**What to work on:** Collect all lines from the listing that include the string "Ecran".

**Record excerpts:**
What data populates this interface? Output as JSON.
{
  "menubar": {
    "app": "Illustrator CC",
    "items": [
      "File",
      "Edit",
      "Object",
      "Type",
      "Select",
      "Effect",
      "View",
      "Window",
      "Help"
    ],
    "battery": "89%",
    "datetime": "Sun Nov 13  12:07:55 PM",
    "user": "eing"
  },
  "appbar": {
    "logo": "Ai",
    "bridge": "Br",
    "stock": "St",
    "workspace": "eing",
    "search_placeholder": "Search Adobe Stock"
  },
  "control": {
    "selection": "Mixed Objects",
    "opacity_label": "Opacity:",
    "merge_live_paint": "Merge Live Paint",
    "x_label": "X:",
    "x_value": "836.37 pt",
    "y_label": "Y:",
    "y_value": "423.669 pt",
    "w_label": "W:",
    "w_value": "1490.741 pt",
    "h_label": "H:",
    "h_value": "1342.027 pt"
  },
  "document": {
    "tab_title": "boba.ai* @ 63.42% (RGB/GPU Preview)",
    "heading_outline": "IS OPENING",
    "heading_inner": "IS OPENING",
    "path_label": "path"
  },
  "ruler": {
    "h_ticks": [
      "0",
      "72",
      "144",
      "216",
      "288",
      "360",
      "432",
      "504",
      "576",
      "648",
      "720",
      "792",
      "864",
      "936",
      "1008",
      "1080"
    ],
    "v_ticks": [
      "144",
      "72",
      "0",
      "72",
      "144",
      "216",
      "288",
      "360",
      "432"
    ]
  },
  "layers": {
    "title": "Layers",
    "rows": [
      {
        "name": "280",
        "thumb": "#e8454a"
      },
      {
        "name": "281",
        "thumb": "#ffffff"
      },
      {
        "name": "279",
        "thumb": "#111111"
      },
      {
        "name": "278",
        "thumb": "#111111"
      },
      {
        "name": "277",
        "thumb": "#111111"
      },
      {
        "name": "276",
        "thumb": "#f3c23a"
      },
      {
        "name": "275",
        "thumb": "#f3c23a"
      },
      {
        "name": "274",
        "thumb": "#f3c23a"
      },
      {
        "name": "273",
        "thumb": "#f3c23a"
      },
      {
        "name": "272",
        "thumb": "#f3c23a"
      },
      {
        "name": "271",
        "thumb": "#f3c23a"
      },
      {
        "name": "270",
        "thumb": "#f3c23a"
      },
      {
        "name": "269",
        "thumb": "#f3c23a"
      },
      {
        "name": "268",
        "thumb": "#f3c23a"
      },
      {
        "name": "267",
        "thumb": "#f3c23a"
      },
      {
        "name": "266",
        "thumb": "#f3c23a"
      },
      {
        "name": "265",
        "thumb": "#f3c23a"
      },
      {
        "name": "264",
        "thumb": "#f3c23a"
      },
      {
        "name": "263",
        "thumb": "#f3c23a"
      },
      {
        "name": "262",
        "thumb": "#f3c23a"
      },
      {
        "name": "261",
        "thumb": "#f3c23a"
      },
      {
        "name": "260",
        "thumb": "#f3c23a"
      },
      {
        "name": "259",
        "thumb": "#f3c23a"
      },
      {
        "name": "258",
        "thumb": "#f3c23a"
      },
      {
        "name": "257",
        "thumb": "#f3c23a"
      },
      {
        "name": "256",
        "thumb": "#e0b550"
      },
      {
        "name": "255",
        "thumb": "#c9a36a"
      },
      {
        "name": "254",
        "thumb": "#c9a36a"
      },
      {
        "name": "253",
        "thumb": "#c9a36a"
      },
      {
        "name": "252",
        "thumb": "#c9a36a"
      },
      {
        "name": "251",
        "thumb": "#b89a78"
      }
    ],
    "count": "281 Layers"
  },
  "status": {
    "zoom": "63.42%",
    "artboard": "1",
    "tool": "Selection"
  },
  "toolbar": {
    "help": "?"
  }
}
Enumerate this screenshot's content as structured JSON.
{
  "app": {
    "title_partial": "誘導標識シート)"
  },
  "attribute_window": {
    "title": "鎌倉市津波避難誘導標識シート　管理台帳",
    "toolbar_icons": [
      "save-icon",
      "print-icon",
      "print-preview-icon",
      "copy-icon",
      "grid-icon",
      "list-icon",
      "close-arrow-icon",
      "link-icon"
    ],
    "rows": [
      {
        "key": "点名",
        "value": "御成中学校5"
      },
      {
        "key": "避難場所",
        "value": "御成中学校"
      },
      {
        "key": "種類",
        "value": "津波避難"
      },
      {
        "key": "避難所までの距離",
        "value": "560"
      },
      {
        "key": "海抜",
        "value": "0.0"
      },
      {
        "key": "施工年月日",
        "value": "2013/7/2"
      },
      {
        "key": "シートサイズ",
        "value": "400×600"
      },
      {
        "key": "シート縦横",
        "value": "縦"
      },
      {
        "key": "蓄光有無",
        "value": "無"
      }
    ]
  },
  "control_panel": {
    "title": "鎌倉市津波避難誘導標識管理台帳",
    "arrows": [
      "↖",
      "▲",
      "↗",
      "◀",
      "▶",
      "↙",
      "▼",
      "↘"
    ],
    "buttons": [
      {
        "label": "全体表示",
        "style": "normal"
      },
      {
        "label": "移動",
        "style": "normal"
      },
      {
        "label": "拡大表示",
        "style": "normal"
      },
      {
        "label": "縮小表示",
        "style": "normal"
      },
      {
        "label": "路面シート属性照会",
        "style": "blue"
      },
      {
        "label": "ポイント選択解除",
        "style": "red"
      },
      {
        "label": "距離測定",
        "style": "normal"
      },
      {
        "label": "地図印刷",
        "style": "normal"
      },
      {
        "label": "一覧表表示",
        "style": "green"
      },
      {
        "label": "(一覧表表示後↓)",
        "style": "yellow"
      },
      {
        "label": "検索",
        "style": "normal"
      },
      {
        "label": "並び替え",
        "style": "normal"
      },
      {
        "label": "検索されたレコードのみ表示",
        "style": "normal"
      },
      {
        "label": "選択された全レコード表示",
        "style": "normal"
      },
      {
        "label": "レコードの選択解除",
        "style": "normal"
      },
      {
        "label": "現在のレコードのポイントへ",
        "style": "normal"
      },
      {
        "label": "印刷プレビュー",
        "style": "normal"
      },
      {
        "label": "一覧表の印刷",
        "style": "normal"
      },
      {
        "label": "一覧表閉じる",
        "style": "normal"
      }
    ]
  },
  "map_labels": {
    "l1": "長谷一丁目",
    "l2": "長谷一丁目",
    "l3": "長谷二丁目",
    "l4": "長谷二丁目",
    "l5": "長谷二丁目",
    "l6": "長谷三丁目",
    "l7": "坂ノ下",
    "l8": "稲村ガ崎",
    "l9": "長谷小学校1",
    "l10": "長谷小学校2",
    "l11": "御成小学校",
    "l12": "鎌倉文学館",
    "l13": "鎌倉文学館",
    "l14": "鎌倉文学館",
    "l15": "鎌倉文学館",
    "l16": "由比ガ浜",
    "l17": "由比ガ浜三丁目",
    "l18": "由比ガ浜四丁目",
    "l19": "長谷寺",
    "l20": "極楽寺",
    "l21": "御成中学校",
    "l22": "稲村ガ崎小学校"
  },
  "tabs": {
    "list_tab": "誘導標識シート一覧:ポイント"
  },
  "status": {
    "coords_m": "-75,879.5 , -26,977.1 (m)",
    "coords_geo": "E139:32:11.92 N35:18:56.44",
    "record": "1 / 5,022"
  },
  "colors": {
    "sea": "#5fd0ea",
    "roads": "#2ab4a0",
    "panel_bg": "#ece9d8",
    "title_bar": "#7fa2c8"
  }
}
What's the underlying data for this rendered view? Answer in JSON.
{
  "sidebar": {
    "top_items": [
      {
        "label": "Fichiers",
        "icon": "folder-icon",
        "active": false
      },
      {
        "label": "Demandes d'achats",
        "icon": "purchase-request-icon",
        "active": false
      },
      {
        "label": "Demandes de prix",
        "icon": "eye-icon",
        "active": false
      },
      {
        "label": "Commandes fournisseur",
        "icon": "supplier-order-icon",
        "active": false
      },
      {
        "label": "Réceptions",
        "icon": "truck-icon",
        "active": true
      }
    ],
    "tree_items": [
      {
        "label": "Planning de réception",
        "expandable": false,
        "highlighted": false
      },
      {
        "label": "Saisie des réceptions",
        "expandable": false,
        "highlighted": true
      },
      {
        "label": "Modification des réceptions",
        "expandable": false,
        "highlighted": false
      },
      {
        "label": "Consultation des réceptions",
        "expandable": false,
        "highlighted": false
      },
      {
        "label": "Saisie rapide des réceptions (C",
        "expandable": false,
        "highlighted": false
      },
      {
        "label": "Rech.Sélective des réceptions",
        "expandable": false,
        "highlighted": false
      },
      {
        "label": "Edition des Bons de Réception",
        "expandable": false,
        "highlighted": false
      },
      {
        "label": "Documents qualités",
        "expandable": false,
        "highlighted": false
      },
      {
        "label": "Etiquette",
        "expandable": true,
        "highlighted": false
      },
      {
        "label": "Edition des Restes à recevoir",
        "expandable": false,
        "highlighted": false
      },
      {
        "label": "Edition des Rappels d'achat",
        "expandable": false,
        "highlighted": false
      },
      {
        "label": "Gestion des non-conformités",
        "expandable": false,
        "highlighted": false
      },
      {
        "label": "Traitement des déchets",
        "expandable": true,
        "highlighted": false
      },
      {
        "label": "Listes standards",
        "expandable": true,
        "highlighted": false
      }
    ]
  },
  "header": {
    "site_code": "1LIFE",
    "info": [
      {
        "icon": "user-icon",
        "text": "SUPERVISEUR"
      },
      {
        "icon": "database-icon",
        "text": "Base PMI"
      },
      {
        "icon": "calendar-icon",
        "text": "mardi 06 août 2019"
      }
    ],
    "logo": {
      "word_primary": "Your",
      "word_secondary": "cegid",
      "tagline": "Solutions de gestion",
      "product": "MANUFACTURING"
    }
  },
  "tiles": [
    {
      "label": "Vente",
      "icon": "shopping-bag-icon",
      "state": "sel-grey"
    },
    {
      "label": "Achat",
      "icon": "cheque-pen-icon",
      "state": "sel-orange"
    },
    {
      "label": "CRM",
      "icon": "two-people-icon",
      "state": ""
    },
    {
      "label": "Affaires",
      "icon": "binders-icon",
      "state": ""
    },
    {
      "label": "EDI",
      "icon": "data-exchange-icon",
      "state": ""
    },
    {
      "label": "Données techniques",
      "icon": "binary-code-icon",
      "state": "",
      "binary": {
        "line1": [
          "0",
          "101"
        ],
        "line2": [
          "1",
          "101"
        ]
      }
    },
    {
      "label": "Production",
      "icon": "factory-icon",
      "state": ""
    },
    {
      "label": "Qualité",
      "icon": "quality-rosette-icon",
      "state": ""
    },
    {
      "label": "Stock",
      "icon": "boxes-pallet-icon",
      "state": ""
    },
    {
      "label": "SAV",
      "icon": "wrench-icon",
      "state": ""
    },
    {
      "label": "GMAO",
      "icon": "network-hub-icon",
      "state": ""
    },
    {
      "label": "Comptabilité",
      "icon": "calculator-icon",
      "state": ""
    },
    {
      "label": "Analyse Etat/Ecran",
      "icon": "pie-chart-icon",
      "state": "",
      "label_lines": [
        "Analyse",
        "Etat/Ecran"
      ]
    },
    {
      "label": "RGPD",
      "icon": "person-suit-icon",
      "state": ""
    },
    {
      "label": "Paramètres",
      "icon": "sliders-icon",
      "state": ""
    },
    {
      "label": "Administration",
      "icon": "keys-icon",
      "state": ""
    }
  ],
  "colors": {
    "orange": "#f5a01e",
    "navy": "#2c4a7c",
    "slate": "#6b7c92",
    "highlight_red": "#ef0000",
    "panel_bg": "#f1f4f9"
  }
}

**Written answer:**
      "label": "Analyse Etat/Ecran",
        "Etat/Ecran"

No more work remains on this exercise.